Task instructions =>
An acceptable answer contains every record below, unchanged, and no pictures.

Given data =>

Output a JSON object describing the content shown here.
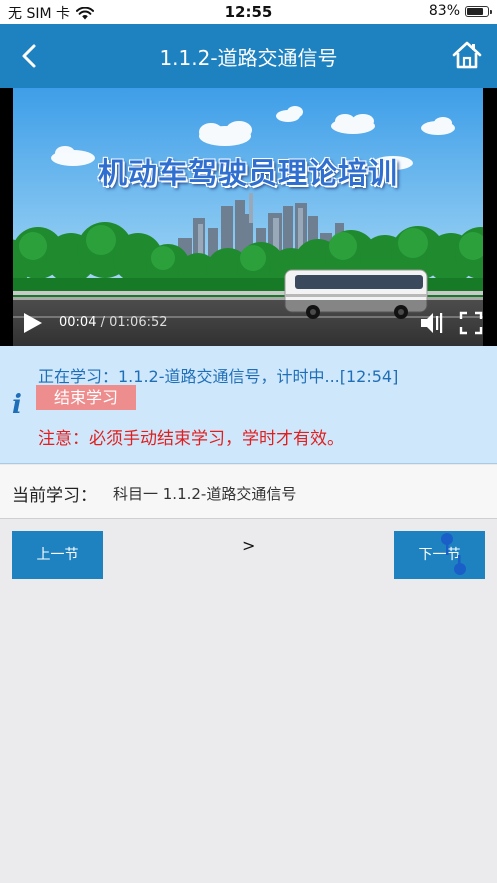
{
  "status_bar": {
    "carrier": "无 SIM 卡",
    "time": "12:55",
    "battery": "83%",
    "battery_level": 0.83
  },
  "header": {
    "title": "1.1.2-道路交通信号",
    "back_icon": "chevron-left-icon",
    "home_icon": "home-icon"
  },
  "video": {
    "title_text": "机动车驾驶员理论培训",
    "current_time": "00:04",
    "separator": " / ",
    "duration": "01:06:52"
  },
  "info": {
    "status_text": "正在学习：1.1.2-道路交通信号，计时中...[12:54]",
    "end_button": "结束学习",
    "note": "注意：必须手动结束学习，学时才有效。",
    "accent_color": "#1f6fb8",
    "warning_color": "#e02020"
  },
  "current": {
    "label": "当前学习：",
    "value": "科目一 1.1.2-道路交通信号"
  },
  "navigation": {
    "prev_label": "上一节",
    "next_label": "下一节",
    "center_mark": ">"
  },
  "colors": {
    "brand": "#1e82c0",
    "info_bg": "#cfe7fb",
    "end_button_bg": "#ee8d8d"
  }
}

Reply to the task =>
Output a JSON object describing the content shown here.
{
  "status_bar": {
    "carrier": "无 SIM 卡",
    "time": "12:55",
    "battery": "83%",
    "battery_level": 0.83
  },
  "header": {
    "title": "1.1.2-道路交通信号",
    "back_icon": "chevron-left-icon",
    "home_icon": "home-icon"
  },
  "video": {
    "title_text": "机动车驾驶员理论培训",
    "current_time": "00:04",
    "separator": " / ",
    "duration": "01:06:52"
  },
  "info": {
    "status_text": "正在学习：1.1.2-道路交通信号，计时中...[12:54]",
    "end_button": "结束学习",
    "note": "注意：必须手动结束学习，学时才有效。",
    "accent_color": "#1f6fb8",
    "warning_color": "#e02020"
  },
  "current": {
    "label": "当前学习：",
    "value": "科目一 1.1.2-道路交通信号"
  },
  "navigation": {
    "prev_label": "上一节",
    "next_label": "下一节",
    "center_mark": ">"
  },
  "colors": {
    "brand": "#1e82c0",
    "info_bg": "#cfe7fb",
    "end_button_bg": "#ee8d8d"
  }
}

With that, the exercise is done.